Retype everything in the listing, leaving each line exactly as it is.
**** Data for processing
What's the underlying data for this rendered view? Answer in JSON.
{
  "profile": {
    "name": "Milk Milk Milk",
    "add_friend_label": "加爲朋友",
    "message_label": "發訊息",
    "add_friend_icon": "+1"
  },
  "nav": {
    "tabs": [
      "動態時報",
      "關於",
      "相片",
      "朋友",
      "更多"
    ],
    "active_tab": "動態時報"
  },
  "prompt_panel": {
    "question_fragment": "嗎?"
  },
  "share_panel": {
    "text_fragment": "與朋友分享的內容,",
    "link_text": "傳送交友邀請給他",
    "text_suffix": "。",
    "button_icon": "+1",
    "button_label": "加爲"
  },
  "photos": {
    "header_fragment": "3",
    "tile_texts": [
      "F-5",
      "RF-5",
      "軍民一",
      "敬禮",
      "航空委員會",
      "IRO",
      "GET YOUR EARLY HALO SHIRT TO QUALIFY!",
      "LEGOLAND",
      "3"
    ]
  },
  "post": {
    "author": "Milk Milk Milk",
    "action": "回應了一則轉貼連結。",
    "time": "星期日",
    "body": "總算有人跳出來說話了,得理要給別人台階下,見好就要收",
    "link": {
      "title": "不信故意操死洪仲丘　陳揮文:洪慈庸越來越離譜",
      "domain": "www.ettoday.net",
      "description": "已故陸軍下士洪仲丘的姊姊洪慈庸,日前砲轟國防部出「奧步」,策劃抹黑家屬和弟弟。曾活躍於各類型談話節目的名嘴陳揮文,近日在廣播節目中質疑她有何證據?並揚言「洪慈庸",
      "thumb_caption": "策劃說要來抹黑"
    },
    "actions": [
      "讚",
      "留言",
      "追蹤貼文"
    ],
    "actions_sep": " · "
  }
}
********
• **Your solution**:
What's the underlying data for this rendered view? Answer in JSON.
{
  "profile": {
    "name": "Milk Milk Milk",
    "add_friend_label": "加爲朋友",
    "message_label": "發訊息",
    "add_friend_icon": "+1"
  },
  "nav": {
    "tabs": [
      "動態時報",
      "關於",
      "相片",
      "朋友",
      "更多"
    ],
    "active_tab": "動態時報"
  },
  "prompt_panel": {
    "question_fragment": "嗎?"
  },
  "share_panel": {
    "text_fragment": "與朋友分享的內容,",
    "link_text": "傳送交友邀請給他",
    "text_suffix": "。",
    "button_icon": "+1",
    "button_label": "加爲"
  },
  "photos": {
    "header_fragment": "3",
    "tile_texts": [
      "F-5",
      "RF-5",
      "軍民一",
      "敬禮",
      "航空委員會",
      "IRO",
      "GET YOUR EARLY HALO SHIRT TO QUALIFY!",
      "LEGOLAND",
      "3"
    ]
  },
  "post": {
    "author": "Milk Milk Milk",
    "action": "回應了一則轉貼連結。",
    "time": "星期日",
    "body": "總算有人跳出來說話了,得理要給別人台階下,見好就要收",
    "link": {
      "title": "不信故意操死洪仲丘　陳揮文:洪慈庸越來越離譜",
      "domain": "www.ettoday.net",
      "description": "已故陸軍下士洪仲丘的姊姊洪慈庸,日前砲轟國防部出「奧步」,策劃抹黑家屬和弟弟。曾活躍於各類型談話節目的名嘴陳揮文,近日在廣播節目中質疑她有何證據?並揚言「洪慈庸",
      "thumb_caption": "策劃說要來抹黑"
    },
    "actions": [
      "讚",
      "留言",
      "追蹤貼文"
    ],
    "actions_sep": " · "
  }
}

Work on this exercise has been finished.